  1. Alertness – Know what is going on around you. This is covered with two basic rules. The first is know what is behind you and the second is pay particular attention to anything out of place.
  2. Decisiveness – When faced with a life threatening situation you must make the appropriate decision on how to react immediately.
  3. Aggressiveness – “The best personal defense is an explosive counterattack.” Being on the defense doesn’t allow one to be on the offense but a violent defense can completely stop an offensive attack.
  4. Speed – “The perfect defense is a counterattack that succeeds before the assailant discovers that he has bitten off more than he can chew.” Speed is key to surviving an attack by an assailant.
  5. Coolness – Keep your cool. Failure to keep it together can result in an inability to mount an effective defense.
  6. Ruthlessness – “Anyone who willfully and maliciously attacks another without sufficient cause deserves no consideration.” Operate within the confines of the law but offer no relief to the enemy.
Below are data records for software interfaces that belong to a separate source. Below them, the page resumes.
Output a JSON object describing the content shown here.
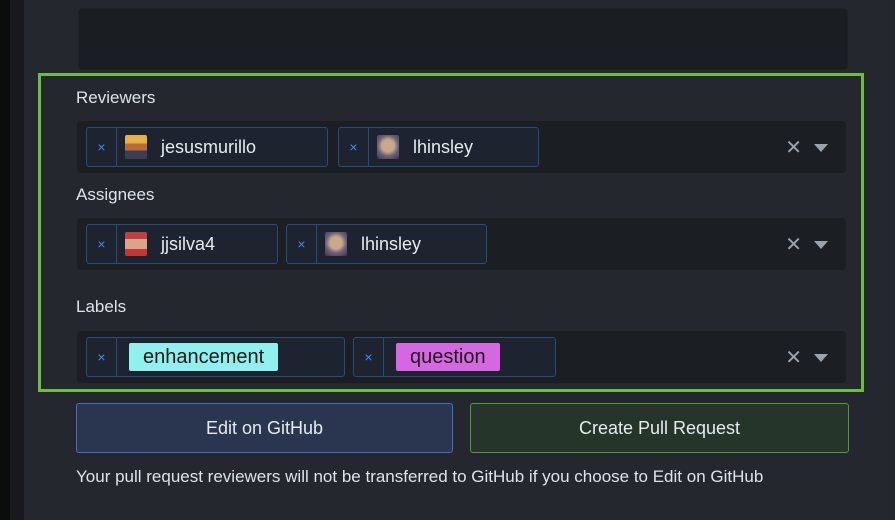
{
  "reviewers": {
    "label": "Reviewers",
    "chips": [
      {
        "name": "jesusmurillo"
      },
      {
        "name": "lhinsley"
      }
    ]
  },
  "assignees": {
    "label": "Assignees",
    "chips": [
      {
        "name": "jjsilva4"
      },
      {
        "name": "lhinsley"
      }
    ]
  },
  "labels": {
    "label": "Labels",
    "chips": [
      {
        "name": "enhancement",
        "color": "#8ff0ee"
      },
      {
        "name": "question",
        "color": "#d568e0"
      }
    ]
  },
  "glyphs": {
    "remove": "×",
    "clear": "✕"
  },
  "buttons": {
    "edit_label": "Edit on GitHub",
    "create_label": "Create Pull Request"
  },
  "note": "Your pull request reviewers will not be transferred to GitHub if you choose to Edit on GitHub",
  "colors": {
    "highlight_border": "#6cbe3e",
    "remove_x": "#3d8bff"
  }
}
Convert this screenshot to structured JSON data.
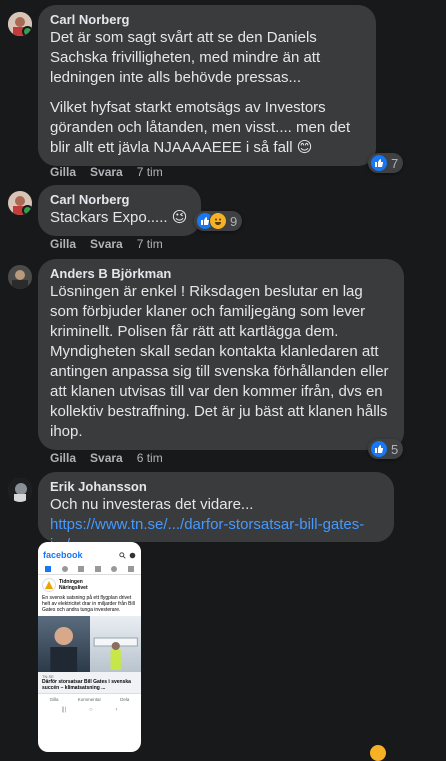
{
  "comments": [
    {
      "author": "Carl Norberg",
      "paragraphs": [
        "Det är som sagt svårt att se den Daniels Sachska frivilligheten, med mindre än att ledningen inte alls behövde pressas...",
        "Vilket hyfsat starkt emotsägs av Investors göranden och låtanden, men visst.... men det blir allt ett jävla NJAAAAEEE i så fall 😊"
      ],
      "reaction_count": "7",
      "like_label": "Gilla",
      "reply_label": "Svara",
      "time": "7 tim"
    },
    {
      "author": "Carl Norberg",
      "text": "Stackars Expo..... 😉",
      "reaction_count": "9",
      "like_label": "Gilla",
      "reply_label": "Svara",
      "time": "7 tim"
    },
    {
      "author": "Anders B Björkman",
      "text": "Lösningen är enkel ! Riksdagen beslutar en lag som förbjuder klaner och familjegäng som lever kriminellt. Polisen får rätt att kartlägga dem. Myndigheten skall sedan kontakta klanledaren att antingen anpassa sig till svenska förhållanden eller att klanen utvisas till var den kommer ifrån, dvs en kollektiv bestraffning. Det är ju bäst att klanen hålls ihop.",
      "reaction_count": "5",
      "like_label": "Gilla",
      "reply_label": "Svara",
      "time": "6 tim"
    },
    {
      "author": "Erik Johansson",
      "text": "Och nu investeras det vidare...",
      "link": "https://www.tn.se/.../darfor-storsatsar-bill-gates-i.../"
    }
  ],
  "screenshot": {
    "app_name": "facebook",
    "page_name_line1": "Tidningen",
    "page_name_line2": "Näringslivet",
    "post_text": "En svensk satsning på ett flygplan drivet helt av elektricitet drar in miljarder från Bill Gates och andra tunga investerare.",
    "source": "TN.SE",
    "headline": "Därför storsatsar Bill Gates i svenska succén – klimatsatsning ...",
    "like": "Gilla",
    "comment": "Kommentar",
    "share": "Dela"
  },
  "colors": {
    "background": "#18191a",
    "bubble": "#3a3b3c",
    "link": "#4599ff",
    "like_blue": "#1877f2",
    "online_green": "#31a24c"
  }
}
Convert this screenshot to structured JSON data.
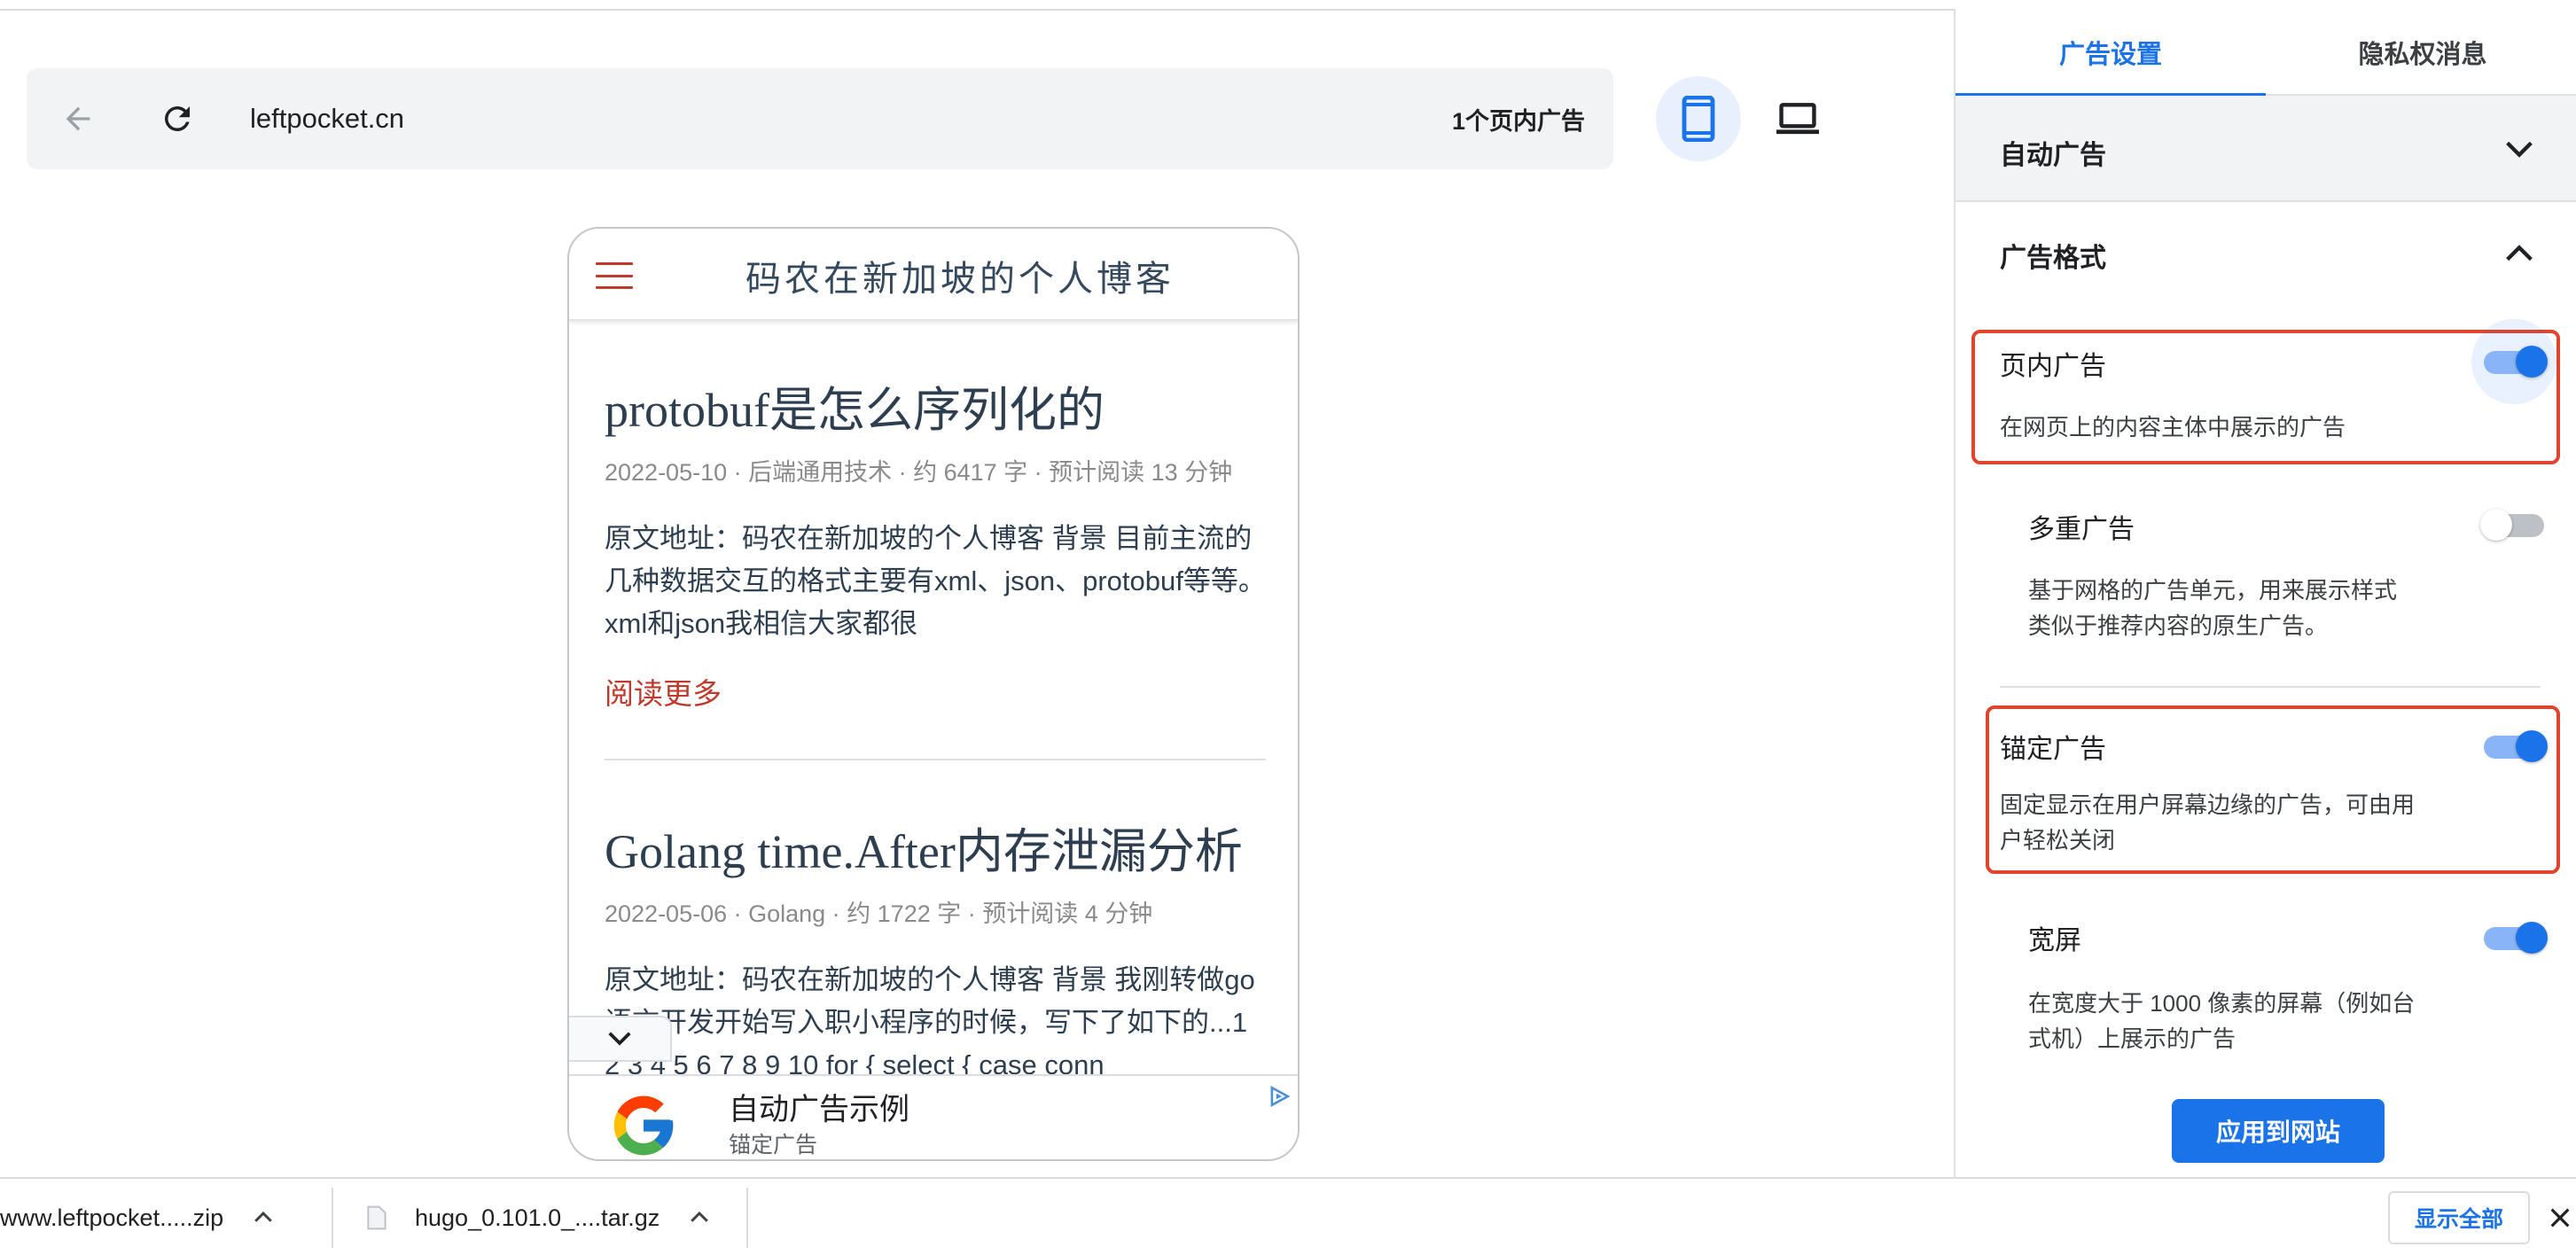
{
  "browser": {
    "url": "leftpocket.cn",
    "ad_count": "1个页内广告"
  },
  "preview": {
    "blog_title": "码农在新加坡的个人博客",
    "posts": [
      {
        "title": "protobuf是怎么序列化的",
        "meta": "2022-05-10 · 后端通用技术 · 约 6417 字 · 预计阅读 13 分钟",
        "excerpt": "原文地址：码农在新加坡的个人博客 背景 目前主流的几种数据交互的格式主要有xml、json、protobuf等等。xml和json我相信大家都很",
        "read_more": "阅读更多"
      },
      {
        "title": "Golang time.After内存泄漏分析",
        "meta": "2022-05-06 · Golang · 约 1722 字 · 预计阅读 4 分钟",
        "excerpt": "原文地址：码农在新加坡的个人博客 背景 我刚转做go语言开发开始写入职小程序的时候，写下了如下的...1 2 3 4 5 6 7 8 9 10 for { select { case conn"
      }
    ],
    "ad_banner": {
      "title": "自动广告示例",
      "subtitle": "锚定广告"
    }
  },
  "panel": {
    "tabs": [
      "广告设置",
      "隐私权消息"
    ],
    "auto_ads_label": "自动广告",
    "ad_formats_label": "广告格式",
    "settings": [
      {
        "title": "页内广告",
        "desc": "在网页上的内容主体中展示的广告",
        "enabled": true
      },
      {
        "title": "多重广告",
        "desc_lines": [
          "基于网格的广告单元，用来展示样式",
          "类似于推荐内容的原生广告。"
        ],
        "enabled": false
      },
      {
        "title": "锚定广告",
        "desc_lines": [
          "固定显示在用户屏幕边缘的广告，可由用",
          "户轻松关闭"
        ],
        "enabled": true
      },
      {
        "title": "宽屏",
        "desc_lines": [
          "在宽度大于 1000 像素的屏幕（例如台",
          "式机）上展示的广告"
        ],
        "enabled": true
      }
    ],
    "apply_button": "应用到网站"
  },
  "downloads": {
    "items": [
      "www.leftpocket.....zip",
      "hugo_0.101.0_....tar.gz"
    ],
    "show_all": "显示全部"
  },
  "colors": {
    "accent": "#1a73e8",
    "highlight": "#e0442c",
    "link_red": "#c0392b"
  },
  "icons": [
    "back-arrow-icon",
    "reload-icon",
    "mobile-device-icon",
    "desktop-device-icon",
    "menu-icon",
    "chevron-down-icon",
    "chevron-up-icon",
    "google-logo-icon",
    "adchoices-icon",
    "file-icon",
    "close-icon"
  ]
}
Given a chance to remove the threat, do so.
  7. Surprise – Do what your attacker does not expect you to do. By catching the attacker off guard, you can gain the advantage.
This booklet is not a long read at all and I would encourage everyone to read it. Even if you do not have an interest in firearms, the book can teach the reader a great amount about situational awareness and dealing with an attacker or the potential of facing an attack.

In addition to the previously mentioned works, COL Cooper is deeply engrained in many other principles of firearms training which include the four rules of firearm safety and firearm carry conditions. If you have ever heard of the scout rifle concept before then you have heard of another one of the works that COL Cooper is well-known for refining.

What do you think is the most important principle of personal defense? Leave your remarks in the comments section.

Do you have a personal defense story that you would be willing to share? If so, please fill out the contact form on The Prepared Ninja homepage and let us know about it.

Disclaimer – Consult all local laws and regulations regarding use of force and personal defense. The author of this blog post is not an attorney or not otherwise qualified to offer legal advise or counsel on any subject. The information provided here is strictly for the purpose of provoking thought on the subject matter.

Friday! Friday! Friday!

It’s Friday again and that means a few highlights for the prepper from the preppers around the web. This weeks highlights cover low-cost preps, every day carry, and a warning from a federal officer.

18- Low-Cost Ways to Start Prepping from PreppingToSurvive

New to prepping? Not sure where to start? Intimidated by the perceived cost? Prepping To Survive covers eighteen ways to start prepping for disaster in this piece that include things like doing research, budgeting, learning to tie basic knots, exercise, or learn to make repairs around your home. This article provides a great way to get started in emergency preparedness that involves more time than money which is great for the beginner.

Everyday Carry by Rick Keyes on the Official Blog of Knesek Guns, Inc.

What are some of the items that experts recommend that prepared citizens carry on their persons every day? Find out in this article from the folks over at Knesek Guns. This blog post covers the essential Every Day Carry (EDC) for the armed citizen and the unarmed citizen alike. The author even gives specific examples of the items that he carries every day by type and brand.

Warning From a Federal Officer by Silent Prepper on PrepperCentral

This is an interesting piece from an employee at a law enforcement supplier that recently received an unofficial “travel advisory” from a federal law enforcement officer when he was in the shop the other day. You can interpret it for yourselves. I found it interesting myself.

If you found a prepping gem on the web this week, chime in and help out your fellow prepper by posting a link in the comments section!